Look for "marker" in the listing below. Gather each line that contains it.
BEGIN
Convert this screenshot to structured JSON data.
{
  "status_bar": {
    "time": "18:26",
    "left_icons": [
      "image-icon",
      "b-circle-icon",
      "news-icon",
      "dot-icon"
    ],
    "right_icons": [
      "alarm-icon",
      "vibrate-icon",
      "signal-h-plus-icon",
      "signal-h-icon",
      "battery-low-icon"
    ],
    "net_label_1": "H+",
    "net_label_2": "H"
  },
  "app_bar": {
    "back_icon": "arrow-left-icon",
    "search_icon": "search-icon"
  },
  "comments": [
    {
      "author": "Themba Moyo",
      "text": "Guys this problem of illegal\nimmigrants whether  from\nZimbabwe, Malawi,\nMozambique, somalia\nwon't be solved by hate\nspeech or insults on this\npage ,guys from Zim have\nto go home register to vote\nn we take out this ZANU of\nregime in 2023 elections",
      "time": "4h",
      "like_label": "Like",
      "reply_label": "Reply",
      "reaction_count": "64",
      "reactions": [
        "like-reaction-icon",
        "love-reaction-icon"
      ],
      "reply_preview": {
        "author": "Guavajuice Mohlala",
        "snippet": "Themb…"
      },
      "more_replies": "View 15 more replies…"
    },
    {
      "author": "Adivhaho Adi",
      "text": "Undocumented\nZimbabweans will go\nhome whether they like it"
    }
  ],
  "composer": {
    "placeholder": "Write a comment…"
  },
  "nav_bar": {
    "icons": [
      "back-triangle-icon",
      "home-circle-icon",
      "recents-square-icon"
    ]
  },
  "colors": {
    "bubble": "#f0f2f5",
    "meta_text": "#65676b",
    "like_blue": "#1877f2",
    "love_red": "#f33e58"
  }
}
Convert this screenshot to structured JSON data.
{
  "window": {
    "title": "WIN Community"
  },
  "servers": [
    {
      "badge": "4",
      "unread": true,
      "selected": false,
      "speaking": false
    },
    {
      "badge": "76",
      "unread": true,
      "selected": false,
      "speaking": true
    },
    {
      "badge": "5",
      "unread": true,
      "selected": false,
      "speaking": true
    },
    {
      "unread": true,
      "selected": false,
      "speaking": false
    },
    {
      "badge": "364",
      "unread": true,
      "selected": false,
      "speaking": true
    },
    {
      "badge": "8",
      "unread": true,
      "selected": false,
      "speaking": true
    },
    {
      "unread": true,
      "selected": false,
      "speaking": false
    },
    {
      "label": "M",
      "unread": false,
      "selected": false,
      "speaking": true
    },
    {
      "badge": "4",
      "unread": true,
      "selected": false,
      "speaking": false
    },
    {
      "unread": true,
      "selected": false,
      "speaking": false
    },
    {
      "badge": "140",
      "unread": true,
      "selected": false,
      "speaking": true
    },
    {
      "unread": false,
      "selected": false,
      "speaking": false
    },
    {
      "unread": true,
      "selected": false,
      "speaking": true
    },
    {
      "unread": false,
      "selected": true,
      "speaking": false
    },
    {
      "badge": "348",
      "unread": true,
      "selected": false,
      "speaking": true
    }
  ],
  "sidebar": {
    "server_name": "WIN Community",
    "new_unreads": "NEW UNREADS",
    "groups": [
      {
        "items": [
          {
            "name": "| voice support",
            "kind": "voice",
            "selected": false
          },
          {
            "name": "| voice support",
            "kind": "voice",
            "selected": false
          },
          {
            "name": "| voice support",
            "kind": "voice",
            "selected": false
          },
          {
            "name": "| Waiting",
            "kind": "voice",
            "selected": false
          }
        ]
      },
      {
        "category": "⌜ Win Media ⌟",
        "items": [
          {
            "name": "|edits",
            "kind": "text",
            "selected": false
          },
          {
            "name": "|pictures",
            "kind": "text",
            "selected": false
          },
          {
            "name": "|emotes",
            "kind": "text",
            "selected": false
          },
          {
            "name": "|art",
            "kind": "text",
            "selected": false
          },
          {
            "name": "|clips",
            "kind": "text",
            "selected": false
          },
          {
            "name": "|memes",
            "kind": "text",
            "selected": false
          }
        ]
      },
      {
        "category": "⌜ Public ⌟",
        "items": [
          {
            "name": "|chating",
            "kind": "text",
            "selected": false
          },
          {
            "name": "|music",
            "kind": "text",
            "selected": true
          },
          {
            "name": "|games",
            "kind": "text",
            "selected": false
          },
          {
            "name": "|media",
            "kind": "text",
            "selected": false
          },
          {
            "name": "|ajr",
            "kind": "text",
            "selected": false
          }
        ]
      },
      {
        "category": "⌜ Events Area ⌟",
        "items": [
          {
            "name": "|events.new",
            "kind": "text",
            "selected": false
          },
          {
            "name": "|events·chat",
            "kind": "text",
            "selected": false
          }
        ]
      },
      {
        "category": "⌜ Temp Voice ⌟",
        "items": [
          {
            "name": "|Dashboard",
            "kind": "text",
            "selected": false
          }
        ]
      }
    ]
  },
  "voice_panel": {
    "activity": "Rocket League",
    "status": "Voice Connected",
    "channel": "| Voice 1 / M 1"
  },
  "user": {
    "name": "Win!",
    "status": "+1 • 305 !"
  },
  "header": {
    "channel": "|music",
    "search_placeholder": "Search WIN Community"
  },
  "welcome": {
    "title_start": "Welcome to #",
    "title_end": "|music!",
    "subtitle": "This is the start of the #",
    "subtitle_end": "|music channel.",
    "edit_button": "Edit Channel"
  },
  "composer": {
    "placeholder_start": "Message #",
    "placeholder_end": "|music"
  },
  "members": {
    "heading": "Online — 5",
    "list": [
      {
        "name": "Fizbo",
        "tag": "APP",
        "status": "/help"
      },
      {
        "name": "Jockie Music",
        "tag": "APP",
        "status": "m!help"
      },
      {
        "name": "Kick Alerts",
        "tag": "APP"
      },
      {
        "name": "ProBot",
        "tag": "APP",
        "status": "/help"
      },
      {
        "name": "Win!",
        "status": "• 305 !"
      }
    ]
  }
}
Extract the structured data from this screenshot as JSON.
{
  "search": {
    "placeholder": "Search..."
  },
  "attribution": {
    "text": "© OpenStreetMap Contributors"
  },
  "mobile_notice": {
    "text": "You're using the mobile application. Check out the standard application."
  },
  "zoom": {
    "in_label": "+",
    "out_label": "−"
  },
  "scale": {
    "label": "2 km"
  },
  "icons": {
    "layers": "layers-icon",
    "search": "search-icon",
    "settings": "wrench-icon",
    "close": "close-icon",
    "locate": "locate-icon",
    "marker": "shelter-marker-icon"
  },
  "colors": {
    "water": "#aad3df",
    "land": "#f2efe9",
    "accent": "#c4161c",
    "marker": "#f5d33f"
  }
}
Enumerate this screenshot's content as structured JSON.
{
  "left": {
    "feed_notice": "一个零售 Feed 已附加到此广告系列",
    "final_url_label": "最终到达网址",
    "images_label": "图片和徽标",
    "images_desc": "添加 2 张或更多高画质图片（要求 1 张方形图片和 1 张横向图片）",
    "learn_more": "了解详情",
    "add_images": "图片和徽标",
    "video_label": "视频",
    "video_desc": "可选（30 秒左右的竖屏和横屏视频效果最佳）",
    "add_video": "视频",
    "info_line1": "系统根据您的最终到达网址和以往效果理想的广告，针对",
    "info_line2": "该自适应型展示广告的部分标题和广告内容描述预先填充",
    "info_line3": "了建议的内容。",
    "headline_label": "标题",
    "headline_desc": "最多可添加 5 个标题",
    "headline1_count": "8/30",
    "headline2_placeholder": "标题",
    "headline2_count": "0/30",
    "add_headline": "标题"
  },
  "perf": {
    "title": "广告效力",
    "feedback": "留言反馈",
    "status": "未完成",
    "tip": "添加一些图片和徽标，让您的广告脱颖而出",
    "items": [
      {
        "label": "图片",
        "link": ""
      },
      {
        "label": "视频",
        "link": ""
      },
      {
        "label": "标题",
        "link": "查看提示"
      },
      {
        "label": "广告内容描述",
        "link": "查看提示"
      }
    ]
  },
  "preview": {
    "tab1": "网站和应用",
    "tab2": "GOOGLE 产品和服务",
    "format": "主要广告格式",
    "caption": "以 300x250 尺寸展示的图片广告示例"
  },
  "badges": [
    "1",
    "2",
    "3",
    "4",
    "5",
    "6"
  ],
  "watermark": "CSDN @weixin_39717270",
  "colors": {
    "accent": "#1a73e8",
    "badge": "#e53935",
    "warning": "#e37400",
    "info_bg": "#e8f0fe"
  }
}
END
◆ **Response to this task**
    "marker": "shelter-marker-icon"
    "marker": "#f5d33f"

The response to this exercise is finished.